Cusk is a fine writer in the tradition of Virginia Woolf with 10 books under her belt; Long has none to her name. As Coleridge said 200 years ago: “Reviewers are usually people who would have been poets, historians, biographers etc, if they could; they have tried their talents at one or at the other, and have failed; therefore they turn critics.” This new prize is rewarding a reviewer for a grand and triumphant spewing of highly personal viciousness; it’s a gleeful stewing of envy and malice that pedestals the little person, and I’m guessing it will only encourage more cruel recklessness like it (and this in a reading world when the power of the books pages is dramatically waning; publishers acknowledge they just don’t hold the sway that they used to).
Because, of course, literary editors prefer the vitriolic review over the benign in order to spice up their pages. It gets noticed, it’s successful, it triumphs.
Take the recent banquet of misogyny, sexism and racism at this year’s Academy Awards, courtesy of its shockingly deflating host, Seth MacFarlane. Once again, he’s been lauded in some quarters. Yet his crude attempts at offensive humour felt flat, uninspired, leaden, obvious. This was meant to be entertainment – but for whom? Why had the academy sunk to this? Because in this day and age they think it works. It’s how to get those elusive younger viewers, how to generate the column inches. Ricky Gervais led the way with his hosting of the Golden Globes in 2010 – so ugly-spirited that he was asked back to do it twice more.
We don’t want civil or graceful anymore, we want memorable. Controversial. Buzz. Traction. It’s just like the newspaper editors who prefer relentless attacks on political figures and stories about party instability whether manufactured or not – because they generate interest in their product. It keeps the consumer glued.

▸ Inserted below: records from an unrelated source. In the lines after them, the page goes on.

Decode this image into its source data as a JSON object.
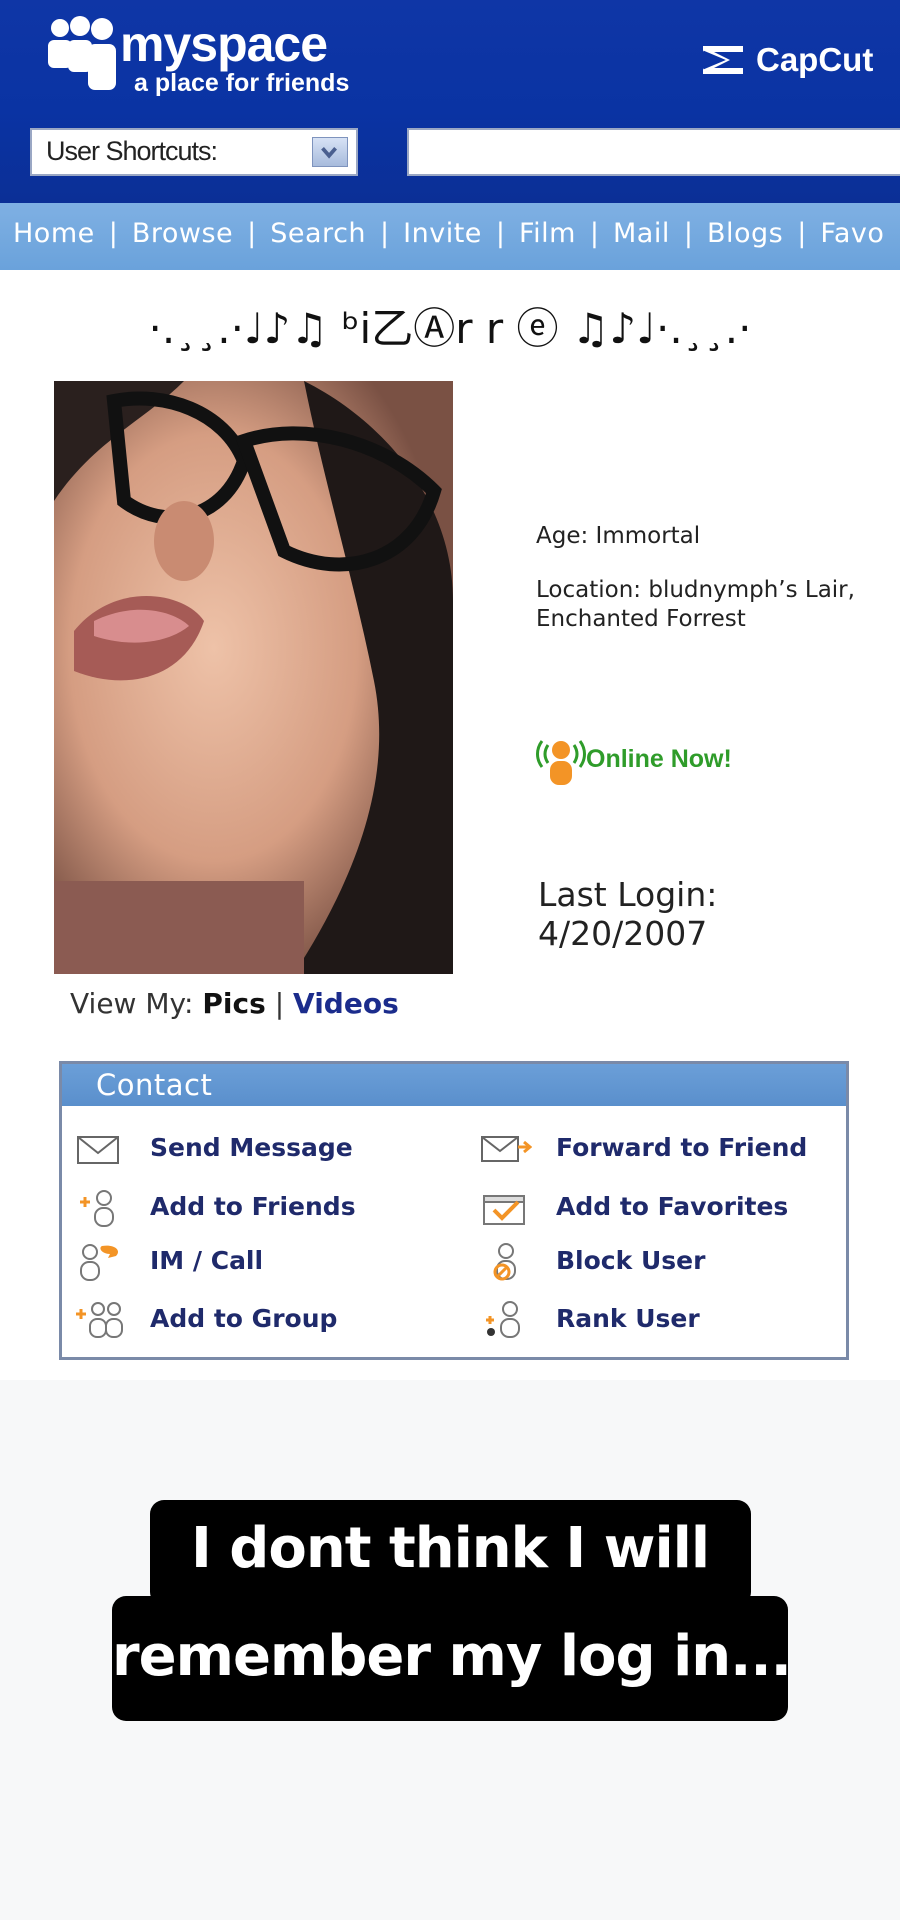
{
  "header": {
    "logo_text": "myspace",
    "tagline": "a place for friends",
    "watermark": "CapCut",
    "shortcuts_label": "User Shortcuts:",
    "search_value": ""
  },
  "nav": {
    "items": [
      "Home",
      "Browse",
      "Search",
      "Invite",
      "Film",
      "Mail",
      "Blogs",
      "Favo"
    ]
  },
  "profile": {
    "display_name": "·.¸¸.·♩♪♫ ᵇi乙Ⓐr r ⓔ ♫♪♩·.¸¸.·",
    "age": "Age: Immortal",
    "location_line1": "Location: bludnymph’s Lair,",
    "location_line2": "Enchanted Forrest",
    "online_status": "Online Now!",
    "last_login_label": "Last Login:",
    "last_login_date": "4/20/2007",
    "view_my_label": "View My:",
    "view_pics": "Pics",
    "view_sep": "|",
    "view_videos": "Videos"
  },
  "contact": {
    "title": "Contact",
    "items": [
      {
        "label": "Send Message",
        "icon": "envelope-icon"
      },
      {
        "label": "Forward to Friend",
        "icon": "forward-envelope-icon"
      },
      {
        "label": "Add to Friends",
        "icon": "add-friend-icon"
      },
      {
        "label": "Add to Favorites",
        "icon": "favorites-icon"
      },
      {
        "label": "IM / Call",
        "icon": "im-call-icon"
      },
      {
        "label": "Block User",
        "icon": "block-user-icon"
      },
      {
        "label": "Add to Group",
        "icon": "add-group-icon"
      },
      {
        "label": "Rank User",
        "icon": "rank-user-icon"
      }
    ]
  },
  "caption": {
    "line1": "I dont think I will",
    "line2": "remember my log in..."
  },
  "colors": {
    "header_blue": "#0a33a3",
    "nav_blue": "#6aa2db",
    "online_green": "#2f9c2a",
    "online_orange": "#f39426"
  }
}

We hate what we cannot be. Let’s play a little game. Apply it for fun, say, to a Seth MacFarlane, whose biggest target on Oscars night was hugely successful, confident, working women; people much more successful in his field than he is. Hmmm, feeling threatened perhaps, mate? Then there’s Ms Long. Does she dream of being as successful a writer as Ms Cusk? The latter maintained a dignified silence throughout the recent grubby little Hatchet Job prize. But in these matters I do love the famed response to a critic that’s attributed to German composer Max Reger: “Sir, I am seated in the smallest room of my house. I have your review before me. In a moment it will be behind me.”
Philip Roth, who turned 80 this month, is full of gloom about the future of the novel. The serious novel that is. Here’s a transcript from an interview he gave to PBS:
Yes, I’m very pessimistic about the future of reading… of serious novels. All other kinds of books may well go on being read.
I think serious novels will be continue to be written by talented people. That’s not going to stop. But the readers aren’t there, anymore. The serious readers.They don’t have the antennae any longer to pick up what’s in a serious novel. What happened to the antennae? They shrivelled up in the presence of all the screens. The movie screen. The television screen. The computer screen. Now, the profusion of a computer-like screen.And there’s only so much time… And to find the concentration and the focus and the silence to spend two or three hours a night reading a serious novel. This isn’t available any longer. There are too many screens to watch… And they’re much more appealing than print.Now I know about ebooks and all of that stuff. That doesn’t change my opinion.American readers, and people who know what VPN stands for, can watch the video and other clips from PBS’ upcoming Roth documentary here.____________________________________________________________________